How to Identify a Western Bluebird
Learn distinctive markings to identify a western bluebird, discover which habitats they call home and where they nest, and more.
What Do Male and Female Western Bluebirds Look Like?
While western bluebirds look similar to eastern bluebirds, there are differences. The male usually has a patch of rusty brown across the middle of its blue back, and its throat is blue. The lower belly is gray, not white. Female western bluebirds are similar to males, but with the blue mostly replaced by gray.
Here’s how to tell the difference between a bluebird and a blue jay.
Courtesy Thomas Tully
“I spotted this western bluebird (above) in flight near Ellensburg, Washington. I’ve been photographing birds for awhile now, and pictures like this are why I enjoy it!” – Birds & Blooms reader Thomas Tully
What Does a Western Bluebird Eat?
Courtesy Bob Kothenbeutel
In summer western bluebirds eat mostly insects, while in winter they snack on juniper berries and the fruits of mistletoe growing from mesquite trees. In warmer months, you can invite them to visit your bluebird feeders by offering a longtime bluebird favorite: mealworms.
A western bluebird barely tips the scale at just one ounce. To keep their slim figures, they eat about 15 calories a day, or 23 if they are caring for a brood.
Nest and Eggs

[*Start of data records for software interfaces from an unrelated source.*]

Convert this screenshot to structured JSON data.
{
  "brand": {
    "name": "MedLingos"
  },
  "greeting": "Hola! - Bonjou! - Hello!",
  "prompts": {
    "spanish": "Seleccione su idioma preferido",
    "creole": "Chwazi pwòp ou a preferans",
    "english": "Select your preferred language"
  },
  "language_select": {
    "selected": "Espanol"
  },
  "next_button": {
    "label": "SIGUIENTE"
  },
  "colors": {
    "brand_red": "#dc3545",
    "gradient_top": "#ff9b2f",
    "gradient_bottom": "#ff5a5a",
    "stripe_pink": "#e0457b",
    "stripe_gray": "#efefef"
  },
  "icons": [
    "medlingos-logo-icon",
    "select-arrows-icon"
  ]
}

Like mountain bluebirds, western bluebirds are cavity nesters. They search for a pre-existing tree cavity and once a suitable place is found, the female gathers grasses, plant fibers and other soft materials to build the nest. A typical clutch contains 2 to 8 eggs, and western bluebirds raise 1 to 3 broods per season. Western bluebirds may also choose bluebird nest boxes if available: Here’s how to build a DIY bluebird house.
Bluebirds are related to robins, so it’s no big surprise that juveniles appear different from the adults. Juvenile western bluebirds have spotted backs to match their marked bellies. The blue tint of their wings and tails also helps ID them.
If you see a bluebird, here’s what it means.
Most birds mate for a breeding season or nesting period, but that kind of monogamy is less appealing to western bluebirds. Researchers discovered that 45 percent of nests held young that were not fathered by the male who defended the nest, and 19 percent of all chicks were not the defending male’s.
“I was so excited to see so many juvenile western bluebirds (above). One year, I had a bluebird couple and it was the first time I’d seen them. They came back the next year, and this was their third, and largest, bunch.” – Birds & Blooms reader Cyndi Seybold
Western Bluebird Habitat and Range Map
Range maps provided by Kaufman Field Guides, the official field guide of Birds & Blooms.
This species breeds in the west. It replaces the eastern bluebird in areas west of the Great Plains. In the Southwest, it’s mostly a bird of foothills and mountains. Along the Paciﬁc Coast, it lives in parks and yards. According to the Cornell Lab of Ornithology, western bluebirds are less commonly spotted in meadows than the other two bluebird species.
Western bluebirds spend winter in various kinds of open woods. They may gather in large ﬂocks, especially in foothills with juniper berries; they also move out into desert areas.
Next, find out where is the best place for a bluebird house?